▸ Exercise goal
For the word "title", count the lines in the records below that include it and give only that number.

▸ Data under study
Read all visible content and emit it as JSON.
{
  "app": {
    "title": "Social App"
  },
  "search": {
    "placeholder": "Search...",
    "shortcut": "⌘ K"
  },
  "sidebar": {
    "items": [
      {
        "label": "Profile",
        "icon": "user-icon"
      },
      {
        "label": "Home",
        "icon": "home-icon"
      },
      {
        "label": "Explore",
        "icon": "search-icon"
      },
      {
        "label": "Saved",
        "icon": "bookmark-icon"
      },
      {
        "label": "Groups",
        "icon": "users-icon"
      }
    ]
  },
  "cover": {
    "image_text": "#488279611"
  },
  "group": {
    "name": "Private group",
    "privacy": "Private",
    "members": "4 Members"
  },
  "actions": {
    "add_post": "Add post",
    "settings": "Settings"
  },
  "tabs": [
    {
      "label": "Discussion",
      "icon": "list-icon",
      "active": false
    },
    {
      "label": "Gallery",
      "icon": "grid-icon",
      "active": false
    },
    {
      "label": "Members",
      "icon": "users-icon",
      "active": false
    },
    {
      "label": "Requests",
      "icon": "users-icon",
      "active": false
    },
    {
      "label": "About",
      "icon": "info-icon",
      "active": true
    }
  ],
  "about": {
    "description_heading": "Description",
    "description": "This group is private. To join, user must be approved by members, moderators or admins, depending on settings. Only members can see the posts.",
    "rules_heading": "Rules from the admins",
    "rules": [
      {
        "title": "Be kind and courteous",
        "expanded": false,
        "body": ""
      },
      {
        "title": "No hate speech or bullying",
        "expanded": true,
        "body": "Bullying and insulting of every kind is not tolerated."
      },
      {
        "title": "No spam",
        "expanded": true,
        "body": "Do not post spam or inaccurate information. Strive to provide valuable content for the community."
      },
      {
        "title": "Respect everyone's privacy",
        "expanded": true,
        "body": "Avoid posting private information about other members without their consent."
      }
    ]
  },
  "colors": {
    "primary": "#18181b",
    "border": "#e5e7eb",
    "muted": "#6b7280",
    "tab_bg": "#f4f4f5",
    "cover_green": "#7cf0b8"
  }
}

▸ Answer to this task
5